▶ [Task goal] Where the data below has the string "package", return the whole line.
────────────────────
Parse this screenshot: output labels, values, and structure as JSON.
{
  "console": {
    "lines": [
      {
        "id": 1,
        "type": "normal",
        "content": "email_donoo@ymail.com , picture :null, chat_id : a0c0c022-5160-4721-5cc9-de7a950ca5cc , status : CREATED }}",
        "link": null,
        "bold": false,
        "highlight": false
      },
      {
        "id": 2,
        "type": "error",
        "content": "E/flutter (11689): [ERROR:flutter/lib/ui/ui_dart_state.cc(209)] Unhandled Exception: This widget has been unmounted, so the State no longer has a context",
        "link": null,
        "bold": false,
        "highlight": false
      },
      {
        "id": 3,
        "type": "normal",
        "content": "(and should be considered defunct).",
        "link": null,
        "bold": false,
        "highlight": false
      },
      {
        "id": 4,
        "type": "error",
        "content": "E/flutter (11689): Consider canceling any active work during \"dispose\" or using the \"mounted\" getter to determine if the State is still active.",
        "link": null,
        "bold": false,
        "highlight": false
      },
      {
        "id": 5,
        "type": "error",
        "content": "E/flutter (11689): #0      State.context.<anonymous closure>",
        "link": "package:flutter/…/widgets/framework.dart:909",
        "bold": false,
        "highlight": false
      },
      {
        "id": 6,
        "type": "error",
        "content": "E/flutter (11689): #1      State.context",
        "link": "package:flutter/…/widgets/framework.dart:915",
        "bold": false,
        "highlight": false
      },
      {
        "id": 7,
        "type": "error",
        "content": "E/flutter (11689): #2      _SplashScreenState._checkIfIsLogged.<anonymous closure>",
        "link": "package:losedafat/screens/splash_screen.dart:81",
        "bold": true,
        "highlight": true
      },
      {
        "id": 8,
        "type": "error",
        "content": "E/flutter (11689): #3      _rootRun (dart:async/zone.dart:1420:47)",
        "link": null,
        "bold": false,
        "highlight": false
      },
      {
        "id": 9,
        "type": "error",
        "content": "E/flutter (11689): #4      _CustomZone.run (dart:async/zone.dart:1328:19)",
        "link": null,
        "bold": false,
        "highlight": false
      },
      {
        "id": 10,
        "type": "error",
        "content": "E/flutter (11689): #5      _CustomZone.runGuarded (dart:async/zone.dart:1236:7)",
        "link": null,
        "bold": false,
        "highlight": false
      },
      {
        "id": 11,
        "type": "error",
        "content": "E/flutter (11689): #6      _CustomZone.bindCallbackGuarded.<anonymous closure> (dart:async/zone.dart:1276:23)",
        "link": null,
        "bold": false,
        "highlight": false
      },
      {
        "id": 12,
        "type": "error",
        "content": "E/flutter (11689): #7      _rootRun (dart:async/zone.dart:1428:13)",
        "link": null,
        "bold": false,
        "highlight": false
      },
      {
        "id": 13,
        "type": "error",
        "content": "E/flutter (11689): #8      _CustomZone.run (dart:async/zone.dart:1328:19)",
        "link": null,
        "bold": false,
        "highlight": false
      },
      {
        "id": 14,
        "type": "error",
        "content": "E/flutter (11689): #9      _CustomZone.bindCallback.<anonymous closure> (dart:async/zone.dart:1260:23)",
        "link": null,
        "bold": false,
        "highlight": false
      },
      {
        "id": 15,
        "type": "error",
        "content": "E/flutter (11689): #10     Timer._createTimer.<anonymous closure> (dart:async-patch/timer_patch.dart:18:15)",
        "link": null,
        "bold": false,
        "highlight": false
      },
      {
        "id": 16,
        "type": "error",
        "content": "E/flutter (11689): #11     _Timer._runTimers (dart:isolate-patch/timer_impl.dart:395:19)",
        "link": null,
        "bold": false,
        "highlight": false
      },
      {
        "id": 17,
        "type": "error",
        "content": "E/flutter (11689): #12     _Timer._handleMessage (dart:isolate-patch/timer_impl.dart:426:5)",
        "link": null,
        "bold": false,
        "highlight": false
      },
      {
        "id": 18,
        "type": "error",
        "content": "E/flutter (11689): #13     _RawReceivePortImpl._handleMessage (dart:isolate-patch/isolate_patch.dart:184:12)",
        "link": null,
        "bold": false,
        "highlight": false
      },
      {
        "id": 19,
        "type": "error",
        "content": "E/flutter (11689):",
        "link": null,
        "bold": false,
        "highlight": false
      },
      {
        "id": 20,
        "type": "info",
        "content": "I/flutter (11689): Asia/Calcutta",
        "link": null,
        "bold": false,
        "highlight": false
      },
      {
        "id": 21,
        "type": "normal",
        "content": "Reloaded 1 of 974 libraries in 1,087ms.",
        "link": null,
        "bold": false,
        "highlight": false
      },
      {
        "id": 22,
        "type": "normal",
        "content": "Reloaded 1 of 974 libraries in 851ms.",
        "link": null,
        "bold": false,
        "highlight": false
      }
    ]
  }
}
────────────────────
▶ [Written answer]
        "link": "package:flutter/…/widgets/framework.dart:909",
        "link": "package:flutter/…/widgets/framework.dart:915",
        "link": "package:losedafat/screens/splash_screen.dart:81",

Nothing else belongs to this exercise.